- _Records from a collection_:
☆ ☆ ☆ ☆
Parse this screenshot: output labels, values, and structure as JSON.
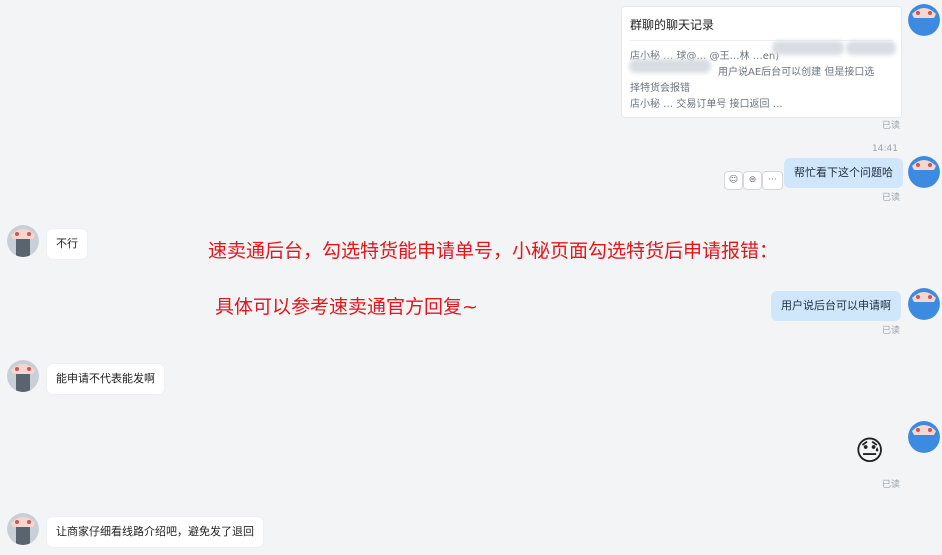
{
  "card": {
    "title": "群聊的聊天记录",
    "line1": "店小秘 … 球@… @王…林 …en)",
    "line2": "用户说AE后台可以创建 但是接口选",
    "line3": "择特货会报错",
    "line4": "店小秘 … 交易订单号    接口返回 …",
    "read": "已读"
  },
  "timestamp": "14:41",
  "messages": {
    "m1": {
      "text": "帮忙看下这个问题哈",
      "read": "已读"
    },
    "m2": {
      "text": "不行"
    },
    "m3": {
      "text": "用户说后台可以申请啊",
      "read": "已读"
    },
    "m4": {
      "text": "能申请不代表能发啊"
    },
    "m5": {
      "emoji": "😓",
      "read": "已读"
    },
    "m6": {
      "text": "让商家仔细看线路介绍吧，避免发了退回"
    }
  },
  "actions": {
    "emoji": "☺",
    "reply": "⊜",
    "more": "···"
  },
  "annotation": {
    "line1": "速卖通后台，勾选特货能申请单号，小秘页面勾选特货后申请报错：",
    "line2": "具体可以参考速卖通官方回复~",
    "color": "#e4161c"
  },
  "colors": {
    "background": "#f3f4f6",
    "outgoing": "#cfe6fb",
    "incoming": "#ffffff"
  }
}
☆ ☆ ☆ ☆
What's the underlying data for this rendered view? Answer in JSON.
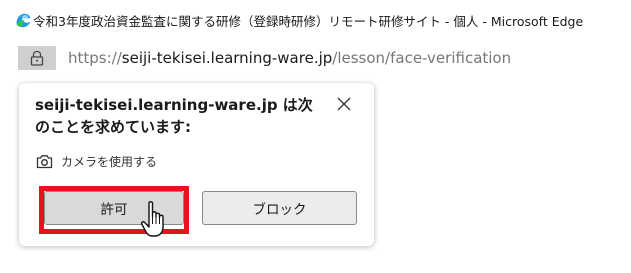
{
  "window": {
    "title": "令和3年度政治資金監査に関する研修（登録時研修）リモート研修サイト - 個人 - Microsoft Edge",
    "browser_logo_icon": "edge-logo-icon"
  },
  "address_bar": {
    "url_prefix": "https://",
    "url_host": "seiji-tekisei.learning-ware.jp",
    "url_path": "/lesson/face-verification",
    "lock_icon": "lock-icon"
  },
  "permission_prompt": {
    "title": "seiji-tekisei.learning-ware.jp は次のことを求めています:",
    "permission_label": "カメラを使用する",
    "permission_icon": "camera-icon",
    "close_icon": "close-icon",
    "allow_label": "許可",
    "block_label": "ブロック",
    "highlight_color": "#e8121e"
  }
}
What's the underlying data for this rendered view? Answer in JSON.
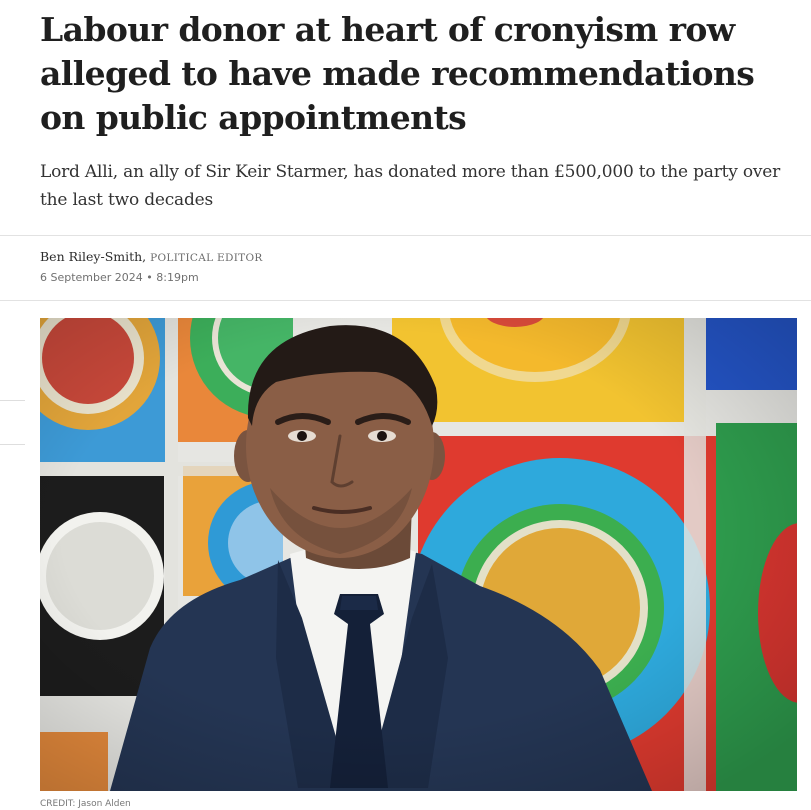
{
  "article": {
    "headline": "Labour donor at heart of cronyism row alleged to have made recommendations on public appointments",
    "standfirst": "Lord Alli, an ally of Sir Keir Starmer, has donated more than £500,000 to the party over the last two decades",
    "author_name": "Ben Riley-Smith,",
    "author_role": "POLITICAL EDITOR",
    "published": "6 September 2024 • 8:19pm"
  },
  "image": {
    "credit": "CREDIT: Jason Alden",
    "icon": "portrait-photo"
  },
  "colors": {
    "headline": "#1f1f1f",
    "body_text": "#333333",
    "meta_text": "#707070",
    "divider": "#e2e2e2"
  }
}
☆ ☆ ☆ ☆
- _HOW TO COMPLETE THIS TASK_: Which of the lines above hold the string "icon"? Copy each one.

- _RESULT OF THE TASK_:
    "browser_logo_icon": "edge-logo-icon"
    "lock_icon": "lock-icon"
    "permission_icon": "camera-icon",
    "close_icon": "close-icon",
    "icon": "portrait-photo"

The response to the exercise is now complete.